DNA Technology

HideShow resource information
Preview of DNA Technology

First 213 words of the document:

DNA Technology
DNA Technology
DNA Technology
Gene Technology
Genetic Engineering
Genetic modification
Genetically Modified Organism (GMO): An organism that has had its DNA altered by recombinant
DNA technology
Recombinant DNA: A piece of DNA that is made of DNA from more than one species
Producing Genetically Modified Organisms
1) Isolation
Enzymes called restriction endonucleases are used to cut out the DNA fragment at specific
palindromic recognition sites. The recognition sites have a sequence of bases whose shape is
complementary to the shape of the active site of the
Some restriction endonucleases cut between two opposite
base pairs, leaving a straight edge called a blunt cut.
make staggered cuts, leaving palindromic,
complementary sticky ends.
Another method of isolating the desired DNA fragment is to convert mRNA to cDNA. This
process uses an enzyme called reverse transcriptase to form a single stranded complementary DNA
strand (cDNA). Complementary base pairing and DNA polymerase are then used to convert the single
stranded cDNA into double stranded DNA that is a copy of the original gene but without introns (pre
mRNA has already been spliced during transcription to remove introns).

Other pages in this set

Page 2

Preview of page 2

Here's a taster:

DNA Technology
2) Insertion (In Vivo)
The DNA must be inserted into a vector to be transferred to the host cell. The vector is cut open
using the same restriction endonuclease as used to isolate the DNA fragment. This means that the
sticky ends of the DNA fragment and the vector are complementary. They are joined together using
hydrogen bonding between unpaired bases and DNA ligase to catalyse the formation of
phosphodiester bonds in the sugar phosphate backbone to produce recombinant DNA.…read more

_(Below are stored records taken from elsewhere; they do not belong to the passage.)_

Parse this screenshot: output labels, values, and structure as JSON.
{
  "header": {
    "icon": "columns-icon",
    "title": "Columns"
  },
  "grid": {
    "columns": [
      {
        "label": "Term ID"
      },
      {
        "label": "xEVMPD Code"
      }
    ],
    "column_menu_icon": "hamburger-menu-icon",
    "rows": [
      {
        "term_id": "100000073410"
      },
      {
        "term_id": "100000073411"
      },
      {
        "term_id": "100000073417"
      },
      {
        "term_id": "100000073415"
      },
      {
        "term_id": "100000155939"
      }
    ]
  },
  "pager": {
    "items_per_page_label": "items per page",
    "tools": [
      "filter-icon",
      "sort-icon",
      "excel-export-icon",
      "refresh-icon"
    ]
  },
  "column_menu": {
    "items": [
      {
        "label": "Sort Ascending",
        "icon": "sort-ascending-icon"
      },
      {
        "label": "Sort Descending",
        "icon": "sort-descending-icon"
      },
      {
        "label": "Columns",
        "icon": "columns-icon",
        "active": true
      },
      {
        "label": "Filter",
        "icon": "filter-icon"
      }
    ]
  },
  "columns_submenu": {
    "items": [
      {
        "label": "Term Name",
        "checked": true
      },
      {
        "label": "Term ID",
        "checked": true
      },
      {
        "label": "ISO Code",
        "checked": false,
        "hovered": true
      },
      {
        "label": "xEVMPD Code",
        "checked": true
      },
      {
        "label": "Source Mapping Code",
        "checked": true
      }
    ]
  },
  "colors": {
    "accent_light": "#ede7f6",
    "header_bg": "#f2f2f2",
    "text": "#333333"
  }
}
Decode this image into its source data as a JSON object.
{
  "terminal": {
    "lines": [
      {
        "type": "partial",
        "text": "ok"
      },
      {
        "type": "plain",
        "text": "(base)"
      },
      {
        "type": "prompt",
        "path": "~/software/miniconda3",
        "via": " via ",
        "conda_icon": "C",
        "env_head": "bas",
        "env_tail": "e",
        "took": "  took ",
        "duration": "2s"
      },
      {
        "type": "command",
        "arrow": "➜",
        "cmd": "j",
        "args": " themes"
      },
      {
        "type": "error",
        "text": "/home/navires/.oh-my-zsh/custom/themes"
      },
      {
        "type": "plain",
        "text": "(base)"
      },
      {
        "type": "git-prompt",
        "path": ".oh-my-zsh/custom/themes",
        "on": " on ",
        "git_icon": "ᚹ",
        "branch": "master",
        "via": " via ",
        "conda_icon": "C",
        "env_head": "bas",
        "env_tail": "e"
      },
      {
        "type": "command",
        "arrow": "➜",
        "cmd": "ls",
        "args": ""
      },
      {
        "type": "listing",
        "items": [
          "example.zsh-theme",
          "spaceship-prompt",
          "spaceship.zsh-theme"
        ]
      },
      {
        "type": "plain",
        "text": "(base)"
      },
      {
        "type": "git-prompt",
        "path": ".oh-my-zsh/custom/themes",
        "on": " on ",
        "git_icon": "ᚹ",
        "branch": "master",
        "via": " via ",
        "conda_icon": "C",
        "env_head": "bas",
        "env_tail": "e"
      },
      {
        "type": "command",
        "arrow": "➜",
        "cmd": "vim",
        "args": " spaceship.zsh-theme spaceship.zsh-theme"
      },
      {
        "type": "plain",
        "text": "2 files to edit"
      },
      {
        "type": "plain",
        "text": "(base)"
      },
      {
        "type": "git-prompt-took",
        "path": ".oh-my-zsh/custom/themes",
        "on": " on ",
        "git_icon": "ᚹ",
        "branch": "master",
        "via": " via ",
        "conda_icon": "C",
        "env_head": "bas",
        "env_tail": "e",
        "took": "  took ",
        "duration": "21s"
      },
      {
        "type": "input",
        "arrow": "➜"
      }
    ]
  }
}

Page 3

Preview of page 3

Here's a taster:

DNA Technology
4) Identification
Not all cells will contain plasmids with recombinant DNA because:
Not all bacterial cells take up a plasmid
Some plasmids close up again without taking up the DNA fragments as the sticky ends are
Cells containing plasmids with recombinant DNA can be identified using gene markers.
a) Antibiotic Resistance (Replica Plating)
b) Fluorescent Proteins
Incorporate the DNA fragment into the gene GPF (Green Fluorescent Protein) gene on the plasmid.…read more

Page 4

Preview of page 4

Here's a taster:

DNA Technology
5) Cloning (In Vivo)
Once cells containing the DNA fragment are identified they are cloned to produce multiple copies
with the recombinant DNA. Bacteria can be easily cloned in a fermenter with starch and heat, and
these clones will quickly and cheaply produce the desired protein such as an enzyme or a hormone
(insulin, FSH, oestrogen etc) which can then be isolated and purified.…read more

Page 5

Preview of page 5

Here's a taster:

DNA Technology
3) Strand Synthesis
The solution is heated to 70C. Thermostable DNA polymerase catalyses the formation of
phosphodiester bonds between nucleotides to form a complementary DNA strand, and thereby give
two identical double stranded DNA strands.
4) Repetition
The process is repeated, each time doubling the amount of DNA, therefore the amount of DNA
increases exponentially.
Gene Therapy
Gene therapy can be somatic or germ-line.…read more

Page 6

Preview of page 6

Here's a taster:

DNA Technology
Gene Therapy using a harmless adenovirus
The CFTR gene is isolated using a restriction endonuclease and
inserted into a harmless adenovirus (type of virus that causes coughs
and colds). The adenovirus is then inhaled by the patient, and injects
its DNA into the epithelial cells of the lungs.
Gene Therapy using a liposome
The CTFR gene is cloned and wrapped in a lipid.…read more

Page 7

Preview of page 7

Here's a taster:

DNA Technology
Locating and Sequencing Genes
DNA Probes
A DNA probe is a short, single stranded section of DNA that has been labelled either with
radioactivity (³²P that produces dark bands when exposed to photographic film) or fluorescent
proteins (that fluoresce in UV light), used to locate a particular gene.…read more

Page 8

Preview of page 8

Here's a taster:

DNA Technology
Gel Electrophoresis
All the fragments in each test tube end with the same base. Fragments are loaded into a well at one
end of the agar gel and a potential difference is applied. The phosphate group in DNA gives it a
negative charge, therefore the wells are placed at the negative end of the agar so that DNA is
attracted to the positive end. Smaller fragments move more quickly as they have less resistance.…read more


No comments have yet been made

Similar Biology resources:

See all Biology resources »See all resources »